I wish I could define the quality that makes me realize I’ve just read a poem. Honestly, my mind doesn’t always know why, but my body always recognizes true poetry. I read a set of well-chosen words, and I feel I’ve been hit by verbal lightning. The hair on my arms stands straight up. Is it clarity, depth of image, language choices, or unity? A poem has all of those qualities, but a piece of persuasive writing could also claim identical poetic qualities. I’ve never memorized an essay for the joy of claiming it as my own, but I have memorized poems when I had no other way of holding them. I took a standardized test in third grade. What made the test special was that it included a complete poem with comprehension questions following. I sat there among my classmates, and I memorized that poem before the testing period was over. The following year we took the same test, and I checked to see if I remembered the poem correctly. I still know it by heart.
Snow Toward Evening
by Melville Cane
Suddenly the sky turned gray,
Which had been bitter and chill,
Grew soft and still.
From some invisible blossoming tree
Millions of petals cool and white
Drifted and blew,
Lifted and flew,
Fell with the falling night.
I could say I was only eight years old, but I can’t deny its hold on me, sixty-two years later. A poem is a crafted collection of words that travels from one heart to another, a treasure that can last long after other collections of words have lost their charm.
Dawn McDuffie has an MFA from Vermont College and has taught creative writing at Detroit’s Scarab Club and Opera House. Her poems have appeared in Rattle, Driftwood, Diner, The MacGuffin, Feminist Studies, and the anthology Mona Poetica. An essay, “Humor in Poetry,” was nominated for a Pushcart Prize.
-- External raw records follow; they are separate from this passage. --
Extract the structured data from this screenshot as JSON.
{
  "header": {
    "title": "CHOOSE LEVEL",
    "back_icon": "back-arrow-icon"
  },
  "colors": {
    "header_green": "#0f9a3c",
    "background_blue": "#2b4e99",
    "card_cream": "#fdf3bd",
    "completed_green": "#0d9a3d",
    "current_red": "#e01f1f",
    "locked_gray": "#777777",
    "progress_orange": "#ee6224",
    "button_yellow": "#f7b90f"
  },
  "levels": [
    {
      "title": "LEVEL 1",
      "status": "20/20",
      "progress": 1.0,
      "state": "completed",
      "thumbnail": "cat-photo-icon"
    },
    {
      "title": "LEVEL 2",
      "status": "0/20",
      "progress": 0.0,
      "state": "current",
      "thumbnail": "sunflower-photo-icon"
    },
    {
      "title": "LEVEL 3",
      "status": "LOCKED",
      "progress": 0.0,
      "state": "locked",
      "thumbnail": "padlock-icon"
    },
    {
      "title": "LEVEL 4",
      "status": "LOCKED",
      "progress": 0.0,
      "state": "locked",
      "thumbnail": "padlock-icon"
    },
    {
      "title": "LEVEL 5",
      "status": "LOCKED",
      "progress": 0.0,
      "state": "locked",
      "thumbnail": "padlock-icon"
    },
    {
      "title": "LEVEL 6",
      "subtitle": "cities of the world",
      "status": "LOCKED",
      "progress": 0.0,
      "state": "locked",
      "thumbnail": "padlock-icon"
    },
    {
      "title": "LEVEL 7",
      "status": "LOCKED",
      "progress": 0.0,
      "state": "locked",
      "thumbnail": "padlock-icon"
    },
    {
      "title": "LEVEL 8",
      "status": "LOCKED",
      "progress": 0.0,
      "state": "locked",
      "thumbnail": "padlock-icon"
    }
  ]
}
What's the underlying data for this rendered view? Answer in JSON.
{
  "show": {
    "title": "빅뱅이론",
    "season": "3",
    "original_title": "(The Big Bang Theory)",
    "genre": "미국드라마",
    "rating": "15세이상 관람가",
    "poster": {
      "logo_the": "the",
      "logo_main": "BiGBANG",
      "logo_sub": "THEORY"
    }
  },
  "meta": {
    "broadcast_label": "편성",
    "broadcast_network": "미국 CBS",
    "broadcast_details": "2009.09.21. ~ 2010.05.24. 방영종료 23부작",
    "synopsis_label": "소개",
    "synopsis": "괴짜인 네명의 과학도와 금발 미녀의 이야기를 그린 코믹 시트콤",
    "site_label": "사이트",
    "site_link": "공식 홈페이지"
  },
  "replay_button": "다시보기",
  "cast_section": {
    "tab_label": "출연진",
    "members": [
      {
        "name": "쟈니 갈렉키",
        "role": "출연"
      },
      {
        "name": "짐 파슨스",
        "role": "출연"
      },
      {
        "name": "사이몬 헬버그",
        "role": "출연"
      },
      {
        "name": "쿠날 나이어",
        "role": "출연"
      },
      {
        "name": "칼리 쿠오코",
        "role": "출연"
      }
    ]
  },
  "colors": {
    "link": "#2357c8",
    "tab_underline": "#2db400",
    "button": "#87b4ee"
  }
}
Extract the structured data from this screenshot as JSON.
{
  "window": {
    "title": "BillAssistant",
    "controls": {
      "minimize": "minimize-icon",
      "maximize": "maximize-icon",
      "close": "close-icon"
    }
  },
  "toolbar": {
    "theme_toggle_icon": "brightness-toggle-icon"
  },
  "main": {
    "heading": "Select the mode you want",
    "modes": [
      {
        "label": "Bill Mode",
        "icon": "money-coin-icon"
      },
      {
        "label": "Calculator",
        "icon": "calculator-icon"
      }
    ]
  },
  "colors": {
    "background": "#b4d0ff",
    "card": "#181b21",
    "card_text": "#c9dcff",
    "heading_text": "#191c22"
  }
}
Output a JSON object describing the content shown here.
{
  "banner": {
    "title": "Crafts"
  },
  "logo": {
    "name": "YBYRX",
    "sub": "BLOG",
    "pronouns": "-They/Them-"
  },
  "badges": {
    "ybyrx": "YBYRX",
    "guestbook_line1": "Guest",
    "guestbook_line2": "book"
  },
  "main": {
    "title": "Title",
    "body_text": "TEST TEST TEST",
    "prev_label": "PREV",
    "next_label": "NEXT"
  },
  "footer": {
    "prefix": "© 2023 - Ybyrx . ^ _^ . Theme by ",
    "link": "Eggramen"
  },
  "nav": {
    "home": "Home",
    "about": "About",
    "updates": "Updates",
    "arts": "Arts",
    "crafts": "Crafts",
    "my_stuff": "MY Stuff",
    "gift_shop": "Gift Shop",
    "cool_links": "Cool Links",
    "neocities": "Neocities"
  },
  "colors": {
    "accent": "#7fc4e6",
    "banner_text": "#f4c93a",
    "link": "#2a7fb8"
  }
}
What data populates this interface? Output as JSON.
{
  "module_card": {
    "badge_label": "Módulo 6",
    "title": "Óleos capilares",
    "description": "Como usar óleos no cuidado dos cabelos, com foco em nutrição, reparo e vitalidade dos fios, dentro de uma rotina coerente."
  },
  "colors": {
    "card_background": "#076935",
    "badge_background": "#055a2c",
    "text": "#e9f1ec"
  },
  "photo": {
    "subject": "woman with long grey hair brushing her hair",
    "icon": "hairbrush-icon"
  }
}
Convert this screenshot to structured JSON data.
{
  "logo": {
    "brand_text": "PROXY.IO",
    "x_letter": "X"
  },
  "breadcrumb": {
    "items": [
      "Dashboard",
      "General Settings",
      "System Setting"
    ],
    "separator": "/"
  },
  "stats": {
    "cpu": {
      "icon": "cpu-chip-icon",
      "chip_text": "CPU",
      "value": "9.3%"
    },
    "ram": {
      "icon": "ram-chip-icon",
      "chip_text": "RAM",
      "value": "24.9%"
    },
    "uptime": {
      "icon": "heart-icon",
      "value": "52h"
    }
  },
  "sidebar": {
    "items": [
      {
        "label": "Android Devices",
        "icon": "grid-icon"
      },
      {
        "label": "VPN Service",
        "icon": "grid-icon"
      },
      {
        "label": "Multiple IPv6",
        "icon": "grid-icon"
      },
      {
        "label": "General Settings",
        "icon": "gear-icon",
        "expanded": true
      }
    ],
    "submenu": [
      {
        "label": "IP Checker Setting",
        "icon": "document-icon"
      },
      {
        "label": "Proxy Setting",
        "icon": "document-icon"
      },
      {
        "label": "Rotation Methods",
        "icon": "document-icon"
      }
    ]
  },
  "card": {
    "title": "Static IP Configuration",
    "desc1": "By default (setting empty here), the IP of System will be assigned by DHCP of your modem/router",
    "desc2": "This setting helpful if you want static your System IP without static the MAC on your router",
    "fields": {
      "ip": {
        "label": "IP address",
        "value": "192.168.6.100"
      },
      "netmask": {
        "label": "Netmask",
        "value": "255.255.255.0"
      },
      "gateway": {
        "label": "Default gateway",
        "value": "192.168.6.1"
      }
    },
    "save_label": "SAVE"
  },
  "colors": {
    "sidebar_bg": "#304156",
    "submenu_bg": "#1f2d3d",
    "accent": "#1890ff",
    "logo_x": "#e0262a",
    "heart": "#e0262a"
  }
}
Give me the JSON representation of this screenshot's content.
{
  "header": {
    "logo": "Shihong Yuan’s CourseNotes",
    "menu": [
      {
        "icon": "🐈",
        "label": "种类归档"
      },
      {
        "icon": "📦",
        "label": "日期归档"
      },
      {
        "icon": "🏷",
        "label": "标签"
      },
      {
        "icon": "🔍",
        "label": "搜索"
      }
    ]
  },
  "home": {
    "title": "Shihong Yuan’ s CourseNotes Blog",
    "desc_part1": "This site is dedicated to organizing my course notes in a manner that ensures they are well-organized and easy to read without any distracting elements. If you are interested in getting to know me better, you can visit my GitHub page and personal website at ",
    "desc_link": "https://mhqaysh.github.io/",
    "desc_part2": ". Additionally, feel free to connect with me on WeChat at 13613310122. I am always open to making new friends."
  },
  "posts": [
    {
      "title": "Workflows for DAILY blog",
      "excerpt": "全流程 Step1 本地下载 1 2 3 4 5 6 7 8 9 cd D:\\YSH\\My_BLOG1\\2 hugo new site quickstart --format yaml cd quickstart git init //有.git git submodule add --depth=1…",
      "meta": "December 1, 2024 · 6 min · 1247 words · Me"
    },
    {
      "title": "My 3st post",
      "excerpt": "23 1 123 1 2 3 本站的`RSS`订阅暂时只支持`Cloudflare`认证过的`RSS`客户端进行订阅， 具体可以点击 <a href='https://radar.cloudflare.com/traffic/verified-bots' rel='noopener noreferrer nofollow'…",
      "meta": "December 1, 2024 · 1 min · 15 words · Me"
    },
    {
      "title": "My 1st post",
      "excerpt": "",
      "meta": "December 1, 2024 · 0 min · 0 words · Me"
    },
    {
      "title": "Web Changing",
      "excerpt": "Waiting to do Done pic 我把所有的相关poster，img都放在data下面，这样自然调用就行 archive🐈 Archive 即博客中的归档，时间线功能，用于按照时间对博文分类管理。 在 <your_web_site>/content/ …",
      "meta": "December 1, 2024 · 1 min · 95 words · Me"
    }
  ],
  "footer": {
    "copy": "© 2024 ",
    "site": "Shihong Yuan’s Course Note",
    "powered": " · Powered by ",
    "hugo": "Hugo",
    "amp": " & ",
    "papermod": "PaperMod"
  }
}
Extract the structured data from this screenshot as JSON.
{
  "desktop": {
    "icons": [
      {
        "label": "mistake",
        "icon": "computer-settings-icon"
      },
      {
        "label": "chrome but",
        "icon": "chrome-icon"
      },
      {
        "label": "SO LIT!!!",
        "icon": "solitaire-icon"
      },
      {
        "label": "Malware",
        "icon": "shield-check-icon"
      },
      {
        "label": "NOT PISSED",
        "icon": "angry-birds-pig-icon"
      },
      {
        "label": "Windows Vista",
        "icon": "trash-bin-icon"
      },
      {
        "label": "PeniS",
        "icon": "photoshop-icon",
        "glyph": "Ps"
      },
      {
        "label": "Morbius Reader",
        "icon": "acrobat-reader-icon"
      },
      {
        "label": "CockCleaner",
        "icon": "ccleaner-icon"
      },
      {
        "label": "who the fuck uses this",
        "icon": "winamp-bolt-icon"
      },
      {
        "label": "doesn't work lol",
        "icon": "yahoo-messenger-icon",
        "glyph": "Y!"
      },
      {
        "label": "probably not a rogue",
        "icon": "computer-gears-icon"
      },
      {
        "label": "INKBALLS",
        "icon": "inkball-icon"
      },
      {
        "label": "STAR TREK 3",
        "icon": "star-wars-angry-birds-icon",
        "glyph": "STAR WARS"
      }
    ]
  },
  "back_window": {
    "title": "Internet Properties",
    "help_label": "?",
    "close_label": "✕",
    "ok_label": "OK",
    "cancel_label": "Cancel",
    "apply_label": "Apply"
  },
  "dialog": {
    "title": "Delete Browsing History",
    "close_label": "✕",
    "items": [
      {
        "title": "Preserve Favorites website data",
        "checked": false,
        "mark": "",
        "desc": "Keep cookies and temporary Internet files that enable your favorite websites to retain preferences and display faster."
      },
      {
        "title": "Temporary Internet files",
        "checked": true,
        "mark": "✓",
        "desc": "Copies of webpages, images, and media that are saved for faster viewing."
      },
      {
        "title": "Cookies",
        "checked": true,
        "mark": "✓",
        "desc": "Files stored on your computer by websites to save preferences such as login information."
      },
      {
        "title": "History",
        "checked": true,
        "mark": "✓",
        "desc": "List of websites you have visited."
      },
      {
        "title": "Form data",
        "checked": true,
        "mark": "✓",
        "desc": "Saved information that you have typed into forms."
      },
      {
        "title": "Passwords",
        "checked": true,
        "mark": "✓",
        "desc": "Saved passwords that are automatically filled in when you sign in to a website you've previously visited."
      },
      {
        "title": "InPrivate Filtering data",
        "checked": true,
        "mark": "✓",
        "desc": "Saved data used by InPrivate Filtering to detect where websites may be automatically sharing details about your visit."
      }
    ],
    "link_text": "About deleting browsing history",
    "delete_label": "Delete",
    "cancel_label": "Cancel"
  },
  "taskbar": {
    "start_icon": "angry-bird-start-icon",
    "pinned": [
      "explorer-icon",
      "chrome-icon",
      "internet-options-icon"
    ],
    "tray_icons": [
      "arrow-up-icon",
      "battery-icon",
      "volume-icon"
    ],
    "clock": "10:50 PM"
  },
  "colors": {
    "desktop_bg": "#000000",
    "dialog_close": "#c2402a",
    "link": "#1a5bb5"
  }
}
Her books include People in My Head (1997 Heartlands Today Prize), Carmina Detroit, and Flag Day in Detroit. She taught high school English in Detroit for twenty-five years.